A Map: Knowing Where You Stand in The Dojo - September 17, 2012
The size of an Okinawan karate dojo is likely to be smaller than its counterpart in America or Europe. It is also more likely to be attached to or form a part of the sensei’s home. Space on the island is at a premium and few families can afford the luxury of leaving large sections of their home vacant and unused for most of the day.
Karate Choices for Lifetime Achievements - June 13, 2012
In karate, when your sporting days are over, you might, like many others, make the false assumption that you can simply move across to budo karate: if you do, you’re making a big mistake!
Sport, Health, and Martial Art: Kyogi, Kenko, and Budo - March 19, 2012
For many people training in karate these days, there seems to be only one way to train … their way! Like other martial arts, karate has not escaped the glare of commercialism, and with that, the packaging and branding of each school, style, or association.
Developing Fortitude and Fighting Strategies - November 22, 2011
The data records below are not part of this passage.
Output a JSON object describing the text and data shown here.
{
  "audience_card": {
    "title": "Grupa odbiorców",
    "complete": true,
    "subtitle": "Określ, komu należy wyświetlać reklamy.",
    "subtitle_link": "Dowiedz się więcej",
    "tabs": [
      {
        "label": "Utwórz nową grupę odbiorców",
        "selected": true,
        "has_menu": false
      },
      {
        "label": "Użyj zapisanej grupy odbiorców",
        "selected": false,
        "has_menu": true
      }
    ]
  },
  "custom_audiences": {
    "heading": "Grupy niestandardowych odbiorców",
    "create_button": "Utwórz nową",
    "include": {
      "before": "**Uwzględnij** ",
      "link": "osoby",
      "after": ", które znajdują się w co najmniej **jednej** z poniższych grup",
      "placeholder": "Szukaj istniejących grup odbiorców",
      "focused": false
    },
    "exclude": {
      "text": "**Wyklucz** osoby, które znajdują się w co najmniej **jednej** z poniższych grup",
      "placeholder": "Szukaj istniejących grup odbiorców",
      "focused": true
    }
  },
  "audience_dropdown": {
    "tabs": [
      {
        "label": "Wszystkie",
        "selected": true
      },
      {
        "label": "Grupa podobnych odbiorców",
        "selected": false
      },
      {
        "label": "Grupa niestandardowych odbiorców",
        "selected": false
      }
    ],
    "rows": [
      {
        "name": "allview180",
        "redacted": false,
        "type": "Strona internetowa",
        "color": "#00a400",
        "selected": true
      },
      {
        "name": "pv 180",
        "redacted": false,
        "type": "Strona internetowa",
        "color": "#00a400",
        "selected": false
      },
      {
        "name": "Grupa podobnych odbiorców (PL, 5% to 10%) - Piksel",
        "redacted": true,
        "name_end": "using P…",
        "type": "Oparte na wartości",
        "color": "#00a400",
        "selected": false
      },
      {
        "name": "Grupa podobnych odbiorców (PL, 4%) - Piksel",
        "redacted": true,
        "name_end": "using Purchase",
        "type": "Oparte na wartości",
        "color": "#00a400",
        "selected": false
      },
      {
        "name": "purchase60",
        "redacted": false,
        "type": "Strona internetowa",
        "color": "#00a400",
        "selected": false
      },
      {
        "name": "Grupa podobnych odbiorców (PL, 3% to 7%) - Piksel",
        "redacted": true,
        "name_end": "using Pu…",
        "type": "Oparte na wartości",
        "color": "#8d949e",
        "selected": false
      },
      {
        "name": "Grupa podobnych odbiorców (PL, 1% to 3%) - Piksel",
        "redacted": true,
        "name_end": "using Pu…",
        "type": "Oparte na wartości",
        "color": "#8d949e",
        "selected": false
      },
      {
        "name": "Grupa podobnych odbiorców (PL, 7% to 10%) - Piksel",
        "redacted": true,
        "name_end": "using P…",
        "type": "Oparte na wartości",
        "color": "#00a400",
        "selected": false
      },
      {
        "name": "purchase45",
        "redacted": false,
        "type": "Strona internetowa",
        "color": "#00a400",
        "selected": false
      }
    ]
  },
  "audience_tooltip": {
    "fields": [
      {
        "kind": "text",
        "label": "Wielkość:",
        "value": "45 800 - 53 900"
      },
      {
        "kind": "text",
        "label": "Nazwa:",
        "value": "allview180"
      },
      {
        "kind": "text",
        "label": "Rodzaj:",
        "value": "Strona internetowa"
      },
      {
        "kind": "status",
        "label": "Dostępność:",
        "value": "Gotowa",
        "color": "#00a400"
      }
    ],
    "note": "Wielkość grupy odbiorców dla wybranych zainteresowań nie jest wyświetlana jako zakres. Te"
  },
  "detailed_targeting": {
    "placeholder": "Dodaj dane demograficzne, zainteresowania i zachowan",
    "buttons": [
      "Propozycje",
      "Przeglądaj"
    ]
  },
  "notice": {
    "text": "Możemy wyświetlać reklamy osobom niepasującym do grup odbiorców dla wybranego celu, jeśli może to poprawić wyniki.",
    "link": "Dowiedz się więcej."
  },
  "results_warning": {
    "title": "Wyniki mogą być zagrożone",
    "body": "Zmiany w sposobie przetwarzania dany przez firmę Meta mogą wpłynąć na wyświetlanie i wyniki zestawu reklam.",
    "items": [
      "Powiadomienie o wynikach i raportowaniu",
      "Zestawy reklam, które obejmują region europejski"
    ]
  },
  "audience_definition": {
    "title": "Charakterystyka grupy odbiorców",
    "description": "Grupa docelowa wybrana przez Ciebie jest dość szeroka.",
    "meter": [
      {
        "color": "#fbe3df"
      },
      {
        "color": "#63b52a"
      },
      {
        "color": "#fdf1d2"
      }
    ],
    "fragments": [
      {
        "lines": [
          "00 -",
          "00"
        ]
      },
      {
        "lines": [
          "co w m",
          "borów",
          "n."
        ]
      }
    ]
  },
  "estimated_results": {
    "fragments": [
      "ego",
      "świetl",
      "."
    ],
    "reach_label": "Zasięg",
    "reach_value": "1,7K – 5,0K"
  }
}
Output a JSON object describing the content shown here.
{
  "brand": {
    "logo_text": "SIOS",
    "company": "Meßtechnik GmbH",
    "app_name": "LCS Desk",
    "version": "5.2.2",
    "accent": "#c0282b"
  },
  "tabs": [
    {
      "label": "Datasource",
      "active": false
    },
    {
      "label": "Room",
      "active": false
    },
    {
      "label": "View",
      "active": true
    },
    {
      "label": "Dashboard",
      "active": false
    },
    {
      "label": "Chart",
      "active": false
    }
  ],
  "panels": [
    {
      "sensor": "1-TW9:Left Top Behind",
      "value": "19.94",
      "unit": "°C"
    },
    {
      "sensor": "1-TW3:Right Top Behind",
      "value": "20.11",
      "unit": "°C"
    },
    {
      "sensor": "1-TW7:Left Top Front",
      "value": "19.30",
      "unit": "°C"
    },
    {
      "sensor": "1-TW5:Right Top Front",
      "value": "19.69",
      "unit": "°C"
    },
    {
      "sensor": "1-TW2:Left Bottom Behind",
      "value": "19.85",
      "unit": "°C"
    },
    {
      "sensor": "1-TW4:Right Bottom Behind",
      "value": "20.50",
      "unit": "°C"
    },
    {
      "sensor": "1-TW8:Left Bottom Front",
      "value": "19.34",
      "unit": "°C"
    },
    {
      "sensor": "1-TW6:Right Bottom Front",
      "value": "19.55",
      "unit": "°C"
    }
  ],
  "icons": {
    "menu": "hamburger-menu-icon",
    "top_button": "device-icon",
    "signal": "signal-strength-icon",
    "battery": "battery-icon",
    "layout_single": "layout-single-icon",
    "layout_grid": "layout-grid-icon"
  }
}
Polishing the spirit (sen ren shin) is the term used to point the student of traditional karate toward the idea of developing fortitude. This is achieved through diligent training conducted frequently over a protracted period of time.
Ten Precepts of Karate - October 3, 2011
Truths abound. They are all around us like radio waves carrying music through the air; the trick is to discover how to tune into them. For over three and a half decades, I have been guilty of stumbling over more than a few truths.
Shin Gi Tai – Karate Training for Body, Mind, and Spirit - September 26, 2011
The dojo is a special place, where guts are fostered and superior human natures are bred through the ecstasy of sweating in hard work. The dojo is a sacred place, where the human spirit is polished. -Shoshin Nagamine sensei, Founder of the Matsubayashi ryu karatedo.
The Meaning of 'Tradition’ in Traditional Karate - April 6, 2011
Much is written these days about traditional karate, but when it comes right down to it, what exactly is the "tradition"? It takes more than the wearing of a plain, white, karate gi (uniform) to make you a "traditional" karateka. A few bow's here and there and the use of a few Japanese words during training, won't do it either.
Comments on Hojo Undo from Okinawan Karate Masters - December 27, 2010
Since I began traveling to Okinawa in 1984, I have been privileged to meet many great karate teachers over the years. Some have had a worldwide following, while others have not, but the majority of them have had something in common—their sincere love for the fighting arts of their homeland and their willingness to share what they know.